4

In his motion, the appellee contends the double jeopardy claim should be dismissed because it was waived pursuant to Wainwright v. Sykes, 433 U.S. 72 (1977). Further, he concedes the appellant has exhausted state review of the prosecutorial misconduct issue and requests that the case be remanded to the district court so the merits of that claim may be addressed. For the reasons stated infra, dismissal of the double jeopardy claim would be improper. It appears the petition should not have been dismissed on the basis of failure to exhaust state remedies. Therefore, the motion to dismiss, in the posture set forth by the appellee, is denied. The judgment is instead vacated and the case is remanded pursuant to Rule 9(d)(4), Rules of the Sixth Circuit.

5

The appellee, in his motion, states that the prosecutorial misconduct claim was exhausted on direct appeal. In view of the attachments to his motion concerning the state court appeals, it is clear the prosecutorial misconduct issue was exhausted. The state court records were not before the district court because the petition was summarily dismissed.

6

Furthermore, requiring exhaustion of the double jeopardy claim is futile in this situation. The appellant can neither pursue Ohio post-conviction relief, Ohio Revised Code Sec. 2953.21 et seq., nor a delayed appeal, Ohio Revised Code Sec. 2963.05. Review under these statutes is precluded because he could have brought the issue up on direct appeal but did not. State v. Roberts, 1 Ohio St.3d 36, 437 N.E.2d 598 (1982); Keener v. Ridenour, 594 F.2d 581 (6th Cir. 1979). Additionally, Ohio habeas corpus is not available because Williams is not challenging the conviction on a jurisdictional basis.

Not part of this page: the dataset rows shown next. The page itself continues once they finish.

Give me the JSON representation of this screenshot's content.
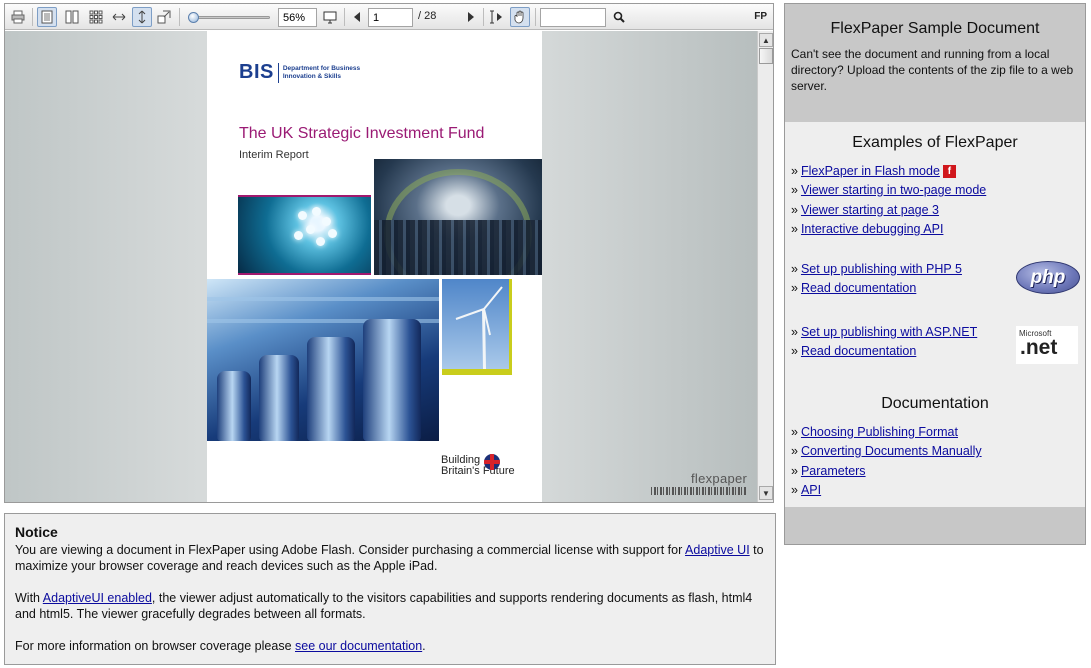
{
  "toolbar": {
    "zoom_value": "56%",
    "page_value": "1",
    "page_total": "/ 28",
    "search_value": "",
    "brand": "FP"
  },
  "document": {
    "org_letters": "BIS",
    "org_name": "Department for Business Innovation & Skills",
    "title": "The UK Strategic Investment Fund",
    "subtitle": "Interim Report",
    "footer_line1": "Building",
    "footer_line2": "Britain's Future",
    "watermark": "flexpaper"
  },
  "sidebar": {
    "title": "FlexPaper Sample Document",
    "intro": "Can't see the document and running from a local directory? Upload the contents of the zip file to a web server.",
    "examples_heading": "Examples of FlexPaper",
    "examples": [
      "FlexPaper in Flash mode",
      "Viewer starting in two-page mode",
      "Viewer starting at page 3",
      "Interactive debugging API"
    ],
    "php_links": [
      "Set up publishing with PHP 5",
      "Read documentation"
    ],
    "php_logo": "php",
    "net_links": [
      "Set up publishing with ASP.NET",
      "Read documentation"
    ],
    "net_logo_top": "Microsoft",
    "net_logo_main": ".net",
    "docs_heading": "Documentation",
    "docs": [
      "Choosing Publishing Format",
      "Converting Documents Manually",
      "Parameters",
      "API"
    ]
  },
  "notice": {
    "heading": "Notice",
    "p1_a": "You are viewing a document in FlexPaper using Adobe Flash. Consider purchasing a commercial license with support for ",
    "p1_link": "Adaptive UI",
    "p1_b": " to maximize your browser coverage and reach devices such as the Apple iPad.",
    "p2_a": "With ",
    "p2_link": "AdaptiveUI enabled",
    "p2_b": ", the viewer adjust automatically to the visitors capabilities and supports rendering documents as flash, html4 and html5. The viewer gracefully degrades between all formats.",
    "p3_a": "For more information on browser coverage please ",
    "p3_link": "see our documentation",
    "p3_b": "."
  }
}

Ohio Revised Code Sec. 2725.05; Freeman v. Maxwell, 4 Ohio St.2d 4, 210 N.E.2d 885 (1965); Knox v. Maxwell, 277 F.Supp. 593 (N.D. Ohio 1967). The exhaustion doctrine does not require pursuit of a state remedy when such pursuit is clearly futile. Wiley v. Sowders, 647 F.2d 642 (6th Cir.), cert. denied, 454 U.S. 1091 (1982).

7

As noted in the appellee's motion, the double jeopardy claim may be susceptible to dismissal on the basis of waiver. Wainwright v. Sykes, supra. The appellant, however, has not been given the opportunity to show cause and prejudice as required by Wainwright. It would be improper for this Court to decide this issue on appeal.

8

Accordingly, it is ORDERED that the motion to dismiss is denied. Further, the judgment of the district court is vacated and the case is remanded to the district court so that the merits of the prosecutorial misconduct and waiver issues may be addressed. Rule 9(d)(4), Rules of the Sixth Circuit.

*

The Honorable Eugene E. Siler, Jr., U.S. District Judge for the Eastern and Western Districts of Kentucky, sitting by designation